She was greeted in the lobby by a waiting automaton. “May I help you?” it asked.
“I have a package for…” she pulled the box from her pouch, squinting at the alien letters. “…Rokuun.”
“Ozeron Ambassador Rokuun. Floor 312. Though he’s not exactly in a mood for visitors.”
“Good to know. Thanks!”
Abigail stepped from the lift into an empty hall lined with beautiful paintings spaced by finely carved statues. There even stood a priceless suit of armor, if such a thing could be carved from flowing water. At the end, she stopped before a pair of lofty polished doors and simply knocked.
There was a crash, followed by, “Is someone there? What is it?”

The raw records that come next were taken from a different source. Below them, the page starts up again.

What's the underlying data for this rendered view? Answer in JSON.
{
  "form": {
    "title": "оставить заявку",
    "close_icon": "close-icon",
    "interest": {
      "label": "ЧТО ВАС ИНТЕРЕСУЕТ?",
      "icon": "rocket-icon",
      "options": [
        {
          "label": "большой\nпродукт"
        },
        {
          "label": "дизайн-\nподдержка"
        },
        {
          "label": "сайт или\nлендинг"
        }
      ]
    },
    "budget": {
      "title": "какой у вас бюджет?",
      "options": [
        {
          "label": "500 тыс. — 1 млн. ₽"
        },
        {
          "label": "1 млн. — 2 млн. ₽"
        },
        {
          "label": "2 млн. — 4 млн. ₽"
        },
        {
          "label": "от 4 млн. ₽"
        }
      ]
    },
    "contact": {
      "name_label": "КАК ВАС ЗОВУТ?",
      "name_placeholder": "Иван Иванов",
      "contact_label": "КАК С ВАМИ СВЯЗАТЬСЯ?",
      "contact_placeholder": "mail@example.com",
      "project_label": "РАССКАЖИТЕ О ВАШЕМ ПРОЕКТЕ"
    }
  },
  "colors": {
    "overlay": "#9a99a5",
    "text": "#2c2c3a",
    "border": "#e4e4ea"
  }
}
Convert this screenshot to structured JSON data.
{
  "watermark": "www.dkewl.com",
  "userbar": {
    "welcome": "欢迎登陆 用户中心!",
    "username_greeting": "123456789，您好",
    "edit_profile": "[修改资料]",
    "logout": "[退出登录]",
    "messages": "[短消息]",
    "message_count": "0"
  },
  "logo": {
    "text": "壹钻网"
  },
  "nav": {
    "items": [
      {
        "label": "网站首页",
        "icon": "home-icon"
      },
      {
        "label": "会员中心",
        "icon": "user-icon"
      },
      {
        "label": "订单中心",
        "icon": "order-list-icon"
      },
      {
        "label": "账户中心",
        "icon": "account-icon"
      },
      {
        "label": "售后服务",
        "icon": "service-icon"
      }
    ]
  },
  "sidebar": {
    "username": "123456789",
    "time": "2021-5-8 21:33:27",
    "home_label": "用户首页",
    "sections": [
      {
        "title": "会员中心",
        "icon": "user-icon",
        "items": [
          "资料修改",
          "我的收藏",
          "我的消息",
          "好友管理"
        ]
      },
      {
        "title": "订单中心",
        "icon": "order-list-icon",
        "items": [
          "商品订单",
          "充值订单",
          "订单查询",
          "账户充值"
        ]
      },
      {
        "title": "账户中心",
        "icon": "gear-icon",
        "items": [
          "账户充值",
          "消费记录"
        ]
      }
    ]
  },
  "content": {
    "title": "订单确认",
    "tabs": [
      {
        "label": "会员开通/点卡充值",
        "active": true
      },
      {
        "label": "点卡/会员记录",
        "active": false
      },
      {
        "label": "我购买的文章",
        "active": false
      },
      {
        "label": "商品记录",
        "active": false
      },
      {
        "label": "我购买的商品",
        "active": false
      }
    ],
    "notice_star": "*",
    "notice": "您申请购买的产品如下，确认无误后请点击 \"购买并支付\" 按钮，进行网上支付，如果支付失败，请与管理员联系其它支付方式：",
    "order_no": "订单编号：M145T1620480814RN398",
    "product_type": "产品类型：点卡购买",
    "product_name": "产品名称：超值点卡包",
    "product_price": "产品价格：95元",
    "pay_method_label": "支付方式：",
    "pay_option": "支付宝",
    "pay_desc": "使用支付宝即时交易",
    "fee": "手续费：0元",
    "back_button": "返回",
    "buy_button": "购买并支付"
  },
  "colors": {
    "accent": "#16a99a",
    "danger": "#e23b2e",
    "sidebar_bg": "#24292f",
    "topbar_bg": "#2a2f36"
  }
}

“Delivery, sir,” Abigail said.
“Yes, yes. Enter.”
Inside, the Ozeron Ambassador was ashen, slumped into a couch and gazing at the skyline. “Just leave it and go.”
“With the rest of them, those empty condolences.” He motioned to a corner stacked with bouquets from around the galaxy.
“Um, I don’t think…”
“And that’s why you only deliver packages,” he quipped.
“Sorry,” she brushed off the insult, “this requires your imprint.”
“Fine,” Rokuun pushed himself up, stout legs adapting. Sadly disheveled, it was as if he’d not slept for days.
“Are you okay?”
“Good question.” He’d been drinking heavily. “How would you feel if your entire civilization was completely obliterated?” He stumbled forward, still holding his glass.
“Just press here,” she instructed, pointing to a small icon on top.
Immediately, the package shuddered, drifting out of Abigail’s hands toward Rokuun and transforming into a polished crystal sphere.
“Is this some kind of trick?” he stammered.
An image materialized before them, a figure not unlike the Ambassador. “Greetings Rokuun,” it said. “I hope this package finds you well.”
He dropped his glass.
“Encoded within this orb is the complete legacy of Ozeron, our history and culture, along with the genetic profiles for over one million of us, our memories and personality algorithms likewise encoded.”
“Impossible,” the Ambassador gawked, suddenly sober.
“You are hereby directed, to proceed to the Gensynth facility on Artem-Suul to oversee our immediate reconstitution. Alas, there is still hope.” Then, the image disappeared.
“What…what does it mean?” Abigail asked.
“It means I have a new message for you to deliver!” He frantically pulled a credit stick from his desk. “Head to Gensynth right away! These creds should do. Tell them to prime their stacks and spare no expense! I’ll be there within the hour! Oh, and sorry about what I said before. Anyways, what’s your customary tip?”
“We’re not allowed to say. Whatever you feel it’s worth, I suppose,” she smiled.
“Done.” He didn’t even hesitate.
Twenty percent of the value of a civilization – it was largest tip she, or any other courier for that matter, had ever received.